--- To do ---
All the lines below need retyping exactly, apart from the images.

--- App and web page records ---
▽

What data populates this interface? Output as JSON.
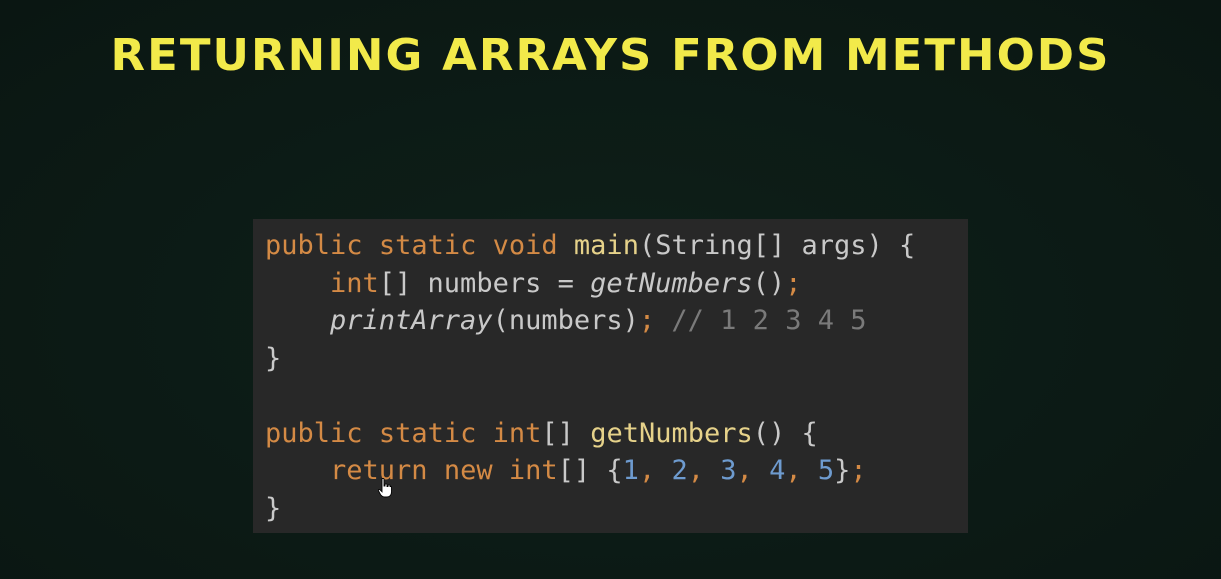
{
  "slide": {
    "title": "RETURNING ARRAYS FROM METHODS"
  },
  "code": {
    "line1": {
      "kw1": "public",
      "kw2": "static",
      "kw3": "void",
      "fn": "main",
      "rest": "(String[] args) {"
    },
    "line2": {
      "kw": "int",
      "mid": "[] numbers = ",
      "call": "getNumbers",
      "end": "()",
      "semi": ";"
    },
    "line3": {
      "call": "printArray",
      "args": "(numbers)",
      "semi": ";",
      "comment": "// 1 2 3 4 5"
    },
    "line4": {
      "brace": "}"
    },
    "line6": {
      "kw1": "public",
      "kw2": "static",
      "kw3": "int",
      "brackets": "[]",
      "fn": "getNumbers",
      "rest": "() {"
    },
    "line7": {
      "kw1": "return",
      "kw2": "new",
      "kw3": "int",
      "open": "[] {",
      "n1": "1",
      "n2": "2",
      "n3": "3",
      "n4": "4",
      "n5": "5",
      "comma": ",",
      "close": "}",
      "semi": ";"
    },
    "line8": {
      "brace": "}"
    }
  },
  "colors": {
    "title": "#f2ea4a",
    "keyword": "#d48a45",
    "function": "#e6d28a",
    "number": "#6e9bcf",
    "comment": "#7a7a7a",
    "panel": "#282828"
  },
  "icons": {
    "cursor": "hand-pointer-icon"
  }
}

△

--- Task answer ---
What data populates this interface? Output as JSON.
{
  "slide": {
    "title": "RETURNING ARRAYS FROM METHODS"
  },
  "code": {
    "line1": {
      "kw1": "public",
      "kw2": "static",
      "kw3": "void",
      "fn": "main",
      "rest": "(String[] args) {"
    },
    "line2": {
      "kw": "int",
      "mid": "[] numbers = ",
      "call": "getNumbers",
      "end": "()",
      "semi": ";"
    },
    "line3": {
      "call": "printArray",
      "args": "(numbers)",
      "semi": ";",
      "comment": "// 1 2 3 4 5"
    },
    "line4": {
      "brace": "}"
    },
    "line6": {
      "kw1": "public",
      "kw2": "static",
      "kw3": "int",
      "brackets": "[]",
      "fn": "getNumbers",
      "rest": "() {"
    },
    "line7": {
      "kw1": "return",
      "kw2": "new",
      "kw3": "int",
      "open": "[] {",
      "n1": "1",
      "n2": "2",
      "n3": "3",
      "n4": "4",
      "n5": "5",
      "comma": ",",
      "close": "}",
      "semi": ";"
    },
    "line8": {
      "brace": "}"
    }
  },
  "colors": {
    "title": "#f2ea4a",
    "keyword": "#d48a45",
    "function": "#e6d28a",
    "number": "#6e9bcf",
    "comment": "#7a7a7a",
    "panel": "#282828"
  },
  "icons": {
    "cursor": "hand-pointer-icon"
  }
}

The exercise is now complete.